A lottery is a low-odds game of chance in which winners are selected at random. It is used in a variety of decision-making situations, such as sports team drafts and the allocation of scarce medical treatment.

Traditionally, lotteries have been seen as an important mechanism for raising revenue and supporting government projects, especially in the United States. They have also been criticized as addictive and often a means to encourage gambling.

The origins of lotteries can be traced back to ancient times, when Moses was given the task of dividing up Israel’s land and the Roman emperors used lotteries to give away property. In the 15th century, public lotteries were common in the Netherlands and other European countries to raise money for town fortifications or to help the poor.

In modern times, lottery sales have grown rapidly and are a major source of income for governments in many nations. During fiscal year 2019, the United States’ state and provincial lotteries sold $91 billion dollars in tickets.

Among the most well-known lotteries are the Mega Millions, Powerball, and Lotto America. These are sold in 45 states, the District of Columbia, Puerto Rico, and every Canadian province.

They are run by the state or sponsor, and a percentage of revenues is often used for local projects. Prizes may range from a fixed sum of cash or goods to a percentage of the total receipts.

To participate in a lottery, a bettor writes his name on a ticket and places a small amount of money on it. The ticket is deposited with the lottery organization for a later drawing and possible selection. If the bettor wins, he must provide a form of identification for tax purposes.

A lottery usually requires the following elements: a pool of money, a means of recording purchases and the identity of the bettor, and a system of selecting and distributing numbers to be drawn. The pool is a central component of most lottery systems and must be able to accommodate both a large number of prizes and the costs associated with promoting the lottery.

The pool must also provide enough room for potential winners to stake their money on smaller prizes, in addition to larger ones. In some cultures, such as the Philippines, this demand has led to increased ticket sales during rollover drawings, but in others it creates a sense of entitlement that can lead to excessive risk-taking.

In some countries, such as the United States, lottery sales have been regulated to ensure that the money spent on the operation of the lottery is not used for gambling purposes. This regulation applies not only to the prize money, but also to all other aspects of the operation.

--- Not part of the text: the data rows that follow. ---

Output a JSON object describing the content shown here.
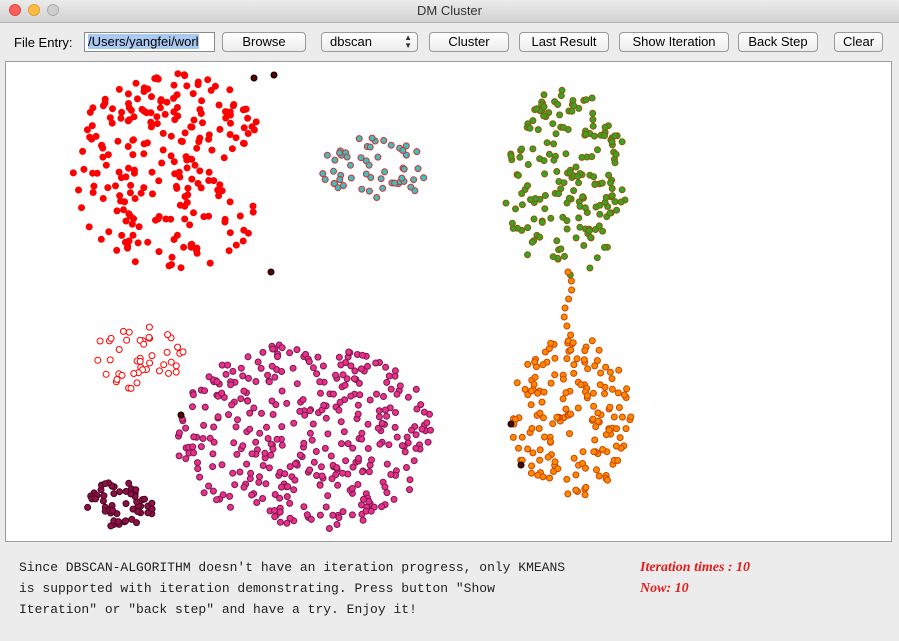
{
  "window": {
    "title": "DM Cluster"
  },
  "toolbar": {
    "file_label": "File Entry:",
    "file_value": "/Users/yangfei/worl",
    "browse_label": "Browse",
    "algorithm_selected": "dbscan",
    "cluster_label": "Cluster",
    "last_result_label": "Last Result",
    "show_iteration_label": "Show Iteration",
    "back_step_label": "Back Step",
    "clear_label": "Clear"
  },
  "status": {
    "message_lines": [
      "Since DBSCAN-ALGORITHM doesn't have an iteration progress, only KMEANS",
      "is supported with iteration demonstrating. Press button \"Show",
      "Iteration\" or \"back step\" and have a try. Enjoy it!"
    ],
    "iteration_times": "Iteration times : 10",
    "now": "Now: 10"
  },
  "colors": {
    "red": "#ff0000",
    "cyan": "#3fbfbf",
    "green": "#3aa22a",
    "orange": "#ff8a00",
    "pink": "#e8308c",
    "light_red": "#ffffff",
    "maroon": "#8b1245",
    "noise": "#5a0000"
  }
}
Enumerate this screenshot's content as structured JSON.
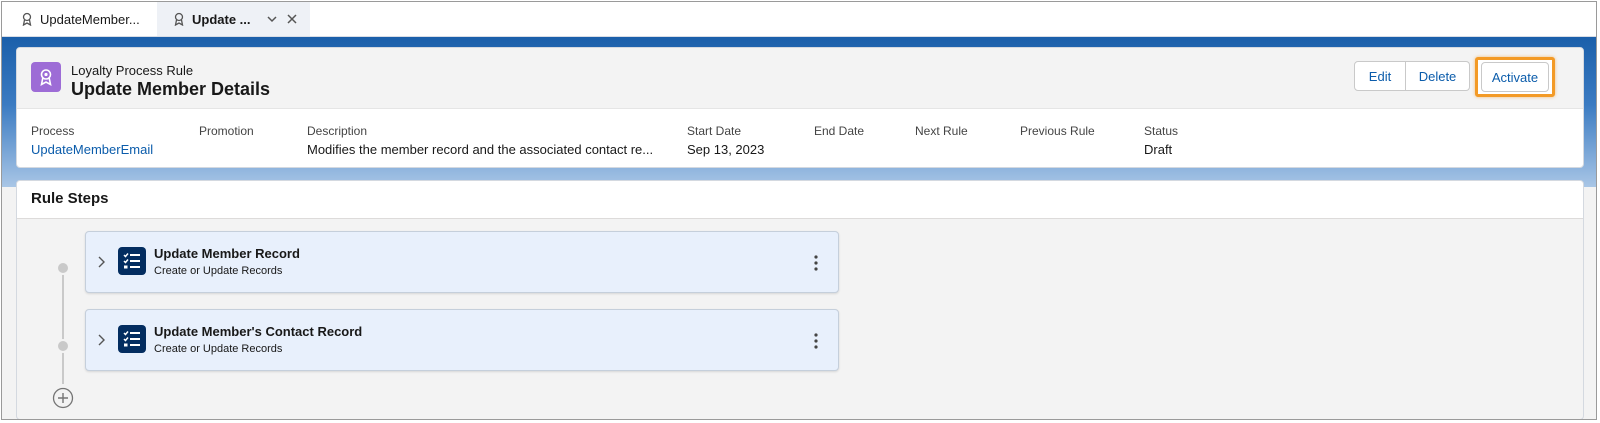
{
  "tabs": [
    {
      "label": "UpdateMember...",
      "icon": "loyalty-rule-icon"
    },
    {
      "label": "Update ...",
      "icon": "loyalty-rule-icon",
      "active": true
    }
  ],
  "header": {
    "object_type": "Loyalty Process Rule",
    "title": "Update Member Details",
    "icon": "loyalty-rule-icon",
    "buttons": {
      "edit": "Edit",
      "delete": "Delete",
      "activate": "Activate"
    }
  },
  "fields": {
    "process": {
      "label": "Process",
      "value": "UpdateMemberEmail"
    },
    "promotion": {
      "label": "Promotion",
      "value": ""
    },
    "description": {
      "label": "Description",
      "value": "Modifies the member record and the associated contact re..."
    },
    "start_date": {
      "label": "Start Date",
      "value": "Sep 13, 2023"
    },
    "end_date": {
      "label": "End Date",
      "value": ""
    },
    "next_rule": {
      "label": "Next Rule",
      "value": ""
    },
    "previous_rule": {
      "label": "Previous Rule",
      "value": ""
    },
    "status": {
      "label": "Status",
      "value": "Draft"
    }
  },
  "rule_steps": {
    "title": "Rule Steps",
    "steps": [
      {
        "name": "Update Member Record",
        "type": "Create or Update Records",
        "icon": "checklist-icon"
      },
      {
        "name": "Update Member's Contact Record",
        "type": "Create or Update Records",
        "icon": "checklist-icon"
      }
    ]
  },
  "colors": {
    "accent": "#0b5cab",
    "record_icon_bg": "#9d6cd6",
    "step_icon_bg": "#032d60",
    "highlight": "#f39a26",
    "step_bg": "#e8f0fc"
  }
}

Most of the world’s lottery systems use computerized systems for the collection and distribution of bettors’ money, but a few countries still use traditional methods. These include the use of a system of agents or brokers who distribute tickets in person.